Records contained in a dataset

*** Block opens ***

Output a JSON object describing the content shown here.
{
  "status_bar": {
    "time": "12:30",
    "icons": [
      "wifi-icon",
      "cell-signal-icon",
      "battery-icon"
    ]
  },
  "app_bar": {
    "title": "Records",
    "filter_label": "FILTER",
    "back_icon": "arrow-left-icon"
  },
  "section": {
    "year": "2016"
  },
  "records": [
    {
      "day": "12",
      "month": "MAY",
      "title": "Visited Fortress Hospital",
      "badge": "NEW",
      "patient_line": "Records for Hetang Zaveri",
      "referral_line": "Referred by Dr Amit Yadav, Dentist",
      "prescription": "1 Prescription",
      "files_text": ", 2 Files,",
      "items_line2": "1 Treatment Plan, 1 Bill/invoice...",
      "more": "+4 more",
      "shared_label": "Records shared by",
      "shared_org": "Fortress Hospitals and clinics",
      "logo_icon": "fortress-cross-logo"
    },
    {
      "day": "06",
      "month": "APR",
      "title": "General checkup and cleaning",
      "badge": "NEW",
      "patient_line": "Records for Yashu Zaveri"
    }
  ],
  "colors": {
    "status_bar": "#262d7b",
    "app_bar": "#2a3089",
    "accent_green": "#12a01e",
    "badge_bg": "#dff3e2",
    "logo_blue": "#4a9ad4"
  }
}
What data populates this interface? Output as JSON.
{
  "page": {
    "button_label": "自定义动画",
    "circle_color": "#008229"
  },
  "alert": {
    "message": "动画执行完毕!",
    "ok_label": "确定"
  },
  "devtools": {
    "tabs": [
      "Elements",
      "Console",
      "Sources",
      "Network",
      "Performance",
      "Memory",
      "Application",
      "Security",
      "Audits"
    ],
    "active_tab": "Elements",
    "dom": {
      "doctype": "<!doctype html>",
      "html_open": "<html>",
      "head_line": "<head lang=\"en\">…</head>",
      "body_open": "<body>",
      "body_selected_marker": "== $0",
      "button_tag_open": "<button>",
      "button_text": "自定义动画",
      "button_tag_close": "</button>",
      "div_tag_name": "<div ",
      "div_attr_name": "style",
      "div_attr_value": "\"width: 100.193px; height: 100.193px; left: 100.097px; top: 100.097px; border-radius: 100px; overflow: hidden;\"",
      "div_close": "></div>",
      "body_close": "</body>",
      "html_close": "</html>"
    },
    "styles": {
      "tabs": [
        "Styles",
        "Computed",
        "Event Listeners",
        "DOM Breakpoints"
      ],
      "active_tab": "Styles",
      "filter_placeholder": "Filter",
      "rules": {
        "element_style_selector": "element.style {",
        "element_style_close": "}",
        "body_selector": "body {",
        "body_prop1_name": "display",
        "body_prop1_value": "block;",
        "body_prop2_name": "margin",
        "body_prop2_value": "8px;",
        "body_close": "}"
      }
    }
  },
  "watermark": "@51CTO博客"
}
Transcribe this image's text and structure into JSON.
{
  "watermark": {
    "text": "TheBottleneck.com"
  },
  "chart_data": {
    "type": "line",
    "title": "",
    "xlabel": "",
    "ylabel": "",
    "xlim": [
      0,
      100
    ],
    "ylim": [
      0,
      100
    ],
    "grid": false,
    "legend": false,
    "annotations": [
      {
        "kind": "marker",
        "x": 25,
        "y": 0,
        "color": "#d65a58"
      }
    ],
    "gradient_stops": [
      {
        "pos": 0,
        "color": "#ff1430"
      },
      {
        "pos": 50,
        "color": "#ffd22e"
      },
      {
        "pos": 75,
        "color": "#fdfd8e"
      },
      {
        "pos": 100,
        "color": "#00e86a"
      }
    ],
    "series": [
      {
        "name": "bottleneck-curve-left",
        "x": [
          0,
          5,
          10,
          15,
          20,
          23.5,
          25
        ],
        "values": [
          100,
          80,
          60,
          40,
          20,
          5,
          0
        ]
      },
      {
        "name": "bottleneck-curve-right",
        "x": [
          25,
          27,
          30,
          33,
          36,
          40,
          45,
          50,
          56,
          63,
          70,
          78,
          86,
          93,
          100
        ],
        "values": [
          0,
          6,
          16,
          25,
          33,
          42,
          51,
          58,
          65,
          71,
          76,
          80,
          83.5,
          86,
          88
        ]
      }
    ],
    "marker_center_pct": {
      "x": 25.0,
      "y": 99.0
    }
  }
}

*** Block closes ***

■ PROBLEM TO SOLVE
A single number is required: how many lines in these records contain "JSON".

■ ANSWER TO THIS EXERCISE
3